WORK REQUIRED =
Go through the entries below and give the number of lines that have the string "title", and only that.

[Website and app data records]
^^^^^^^^
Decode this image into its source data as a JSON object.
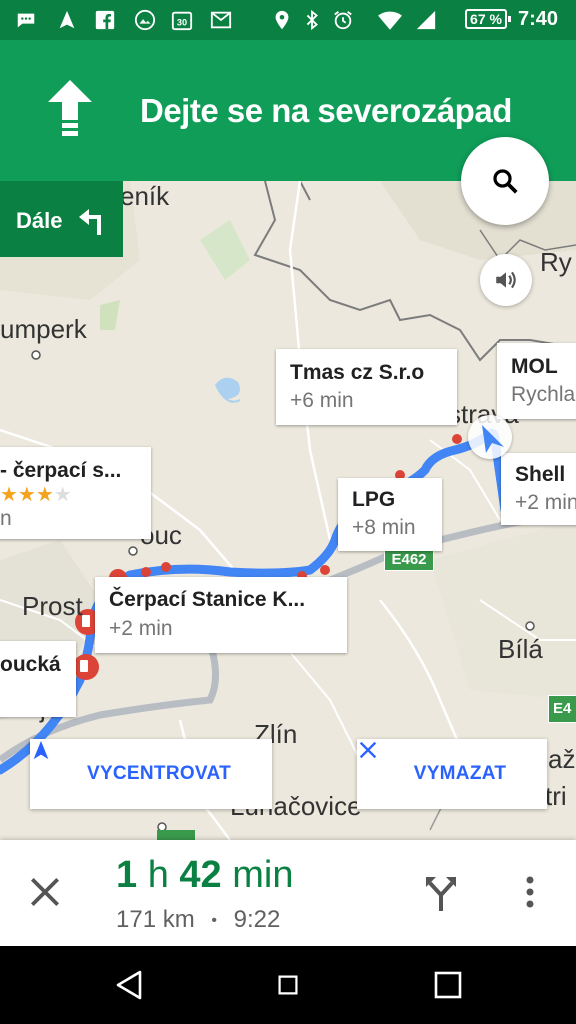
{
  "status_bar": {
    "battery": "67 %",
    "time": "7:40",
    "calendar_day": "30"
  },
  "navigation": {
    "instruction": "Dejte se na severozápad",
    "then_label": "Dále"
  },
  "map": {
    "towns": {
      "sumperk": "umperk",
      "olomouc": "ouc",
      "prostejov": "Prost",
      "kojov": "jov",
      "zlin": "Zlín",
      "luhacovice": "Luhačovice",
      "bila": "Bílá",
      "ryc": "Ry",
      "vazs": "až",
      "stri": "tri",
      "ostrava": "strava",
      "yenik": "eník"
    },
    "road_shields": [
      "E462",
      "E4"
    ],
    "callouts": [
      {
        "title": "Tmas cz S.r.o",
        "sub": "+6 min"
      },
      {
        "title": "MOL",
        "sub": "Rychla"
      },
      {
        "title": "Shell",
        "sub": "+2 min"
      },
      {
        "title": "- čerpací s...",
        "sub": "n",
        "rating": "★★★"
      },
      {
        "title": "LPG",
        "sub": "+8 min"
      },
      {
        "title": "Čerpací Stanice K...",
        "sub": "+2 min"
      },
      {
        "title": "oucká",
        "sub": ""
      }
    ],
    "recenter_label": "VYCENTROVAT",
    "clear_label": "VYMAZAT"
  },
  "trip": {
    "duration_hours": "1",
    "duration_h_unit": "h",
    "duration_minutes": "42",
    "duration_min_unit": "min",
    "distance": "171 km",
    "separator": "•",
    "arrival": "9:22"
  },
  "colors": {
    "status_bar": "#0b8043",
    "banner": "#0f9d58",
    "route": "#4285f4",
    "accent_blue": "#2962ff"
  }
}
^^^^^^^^
RESPONSE TO THE EXERCISE =
7